■ **WHAT THE TASK REQUIRES**
Take the records below and copy them exactly.

----

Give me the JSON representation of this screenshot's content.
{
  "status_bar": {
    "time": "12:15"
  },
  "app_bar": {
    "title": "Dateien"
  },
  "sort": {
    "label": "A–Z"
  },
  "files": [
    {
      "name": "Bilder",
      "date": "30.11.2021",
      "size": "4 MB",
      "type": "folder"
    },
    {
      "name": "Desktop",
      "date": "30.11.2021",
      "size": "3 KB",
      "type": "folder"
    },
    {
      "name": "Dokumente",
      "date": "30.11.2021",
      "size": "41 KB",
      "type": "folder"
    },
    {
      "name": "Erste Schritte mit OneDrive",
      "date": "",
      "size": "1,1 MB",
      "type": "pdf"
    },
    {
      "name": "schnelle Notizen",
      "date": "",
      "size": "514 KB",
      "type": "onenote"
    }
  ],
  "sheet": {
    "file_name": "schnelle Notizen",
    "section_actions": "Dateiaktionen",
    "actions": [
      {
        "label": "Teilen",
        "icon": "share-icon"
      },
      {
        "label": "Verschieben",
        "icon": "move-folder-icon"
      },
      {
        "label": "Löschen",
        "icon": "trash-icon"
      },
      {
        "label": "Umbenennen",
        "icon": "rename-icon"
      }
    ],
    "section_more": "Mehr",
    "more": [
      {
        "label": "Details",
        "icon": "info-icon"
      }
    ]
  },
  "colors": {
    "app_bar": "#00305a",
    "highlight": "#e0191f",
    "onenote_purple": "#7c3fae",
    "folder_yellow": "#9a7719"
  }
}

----

■ **RESPONSE FOR THIS EXERCISE**
Give me the JSON representation of this screenshot's content.
{
  "status_bar": {
    "time": "12:15"
  },
  "app_bar": {
    "title": "Dateien"
  },
  "sort": {
    "label": "A–Z"
  },
  "files": [
    {
      "name": "Bilder",
      "date": "30.11.2021",
      "size": "4 MB",
      "type": "folder"
    },
    {
      "name": "Desktop",
      "date": "30.11.2021",
      "size": "3 KB",
      "type": "folder"
    },
    {
      "name": "Dokumente",
      "date": "30.11.2021",
      "size": "41 KB",
      "type": "folder"
    },
    {
      "name": "Erste Schritte mit OneDrive",
      "date": "",
      "size": "1,1 MB",
      "type": "pdf"
    },
    {
      "name": "schnelle Notizen",
      "date": "",
      "size": "514 KB",
      "type": "onenote"
    }
  ],
  "sheet": {
    "file_name": "schnelle Notizen",
    "section_actions": "Dateiaktionen",
    "actions": [
      {
        "label": "Teilen",
        "icon": "share-icon"
      },
      {
        "label": "Verschieben",
        "icon": "move-folder-icon"
      },
      {
        "label": "Löschen",
        "icon": "trash-icon"
      },
      {
        "label": "Umbenennen",
        "icon": "rename-icon"
      }
    ],
    "section_more": "Mehr",
    "more": [
      {
        "label": "Details",
        "icon": "info-icon"
      }
    ]
  },
  "colors": {
    "app_bar": "#00305a",
    "highlight": "#e0191f",
    "onenote_purple": "#7c3fae",
    "folder_yellow": "#9a7719"
  }
}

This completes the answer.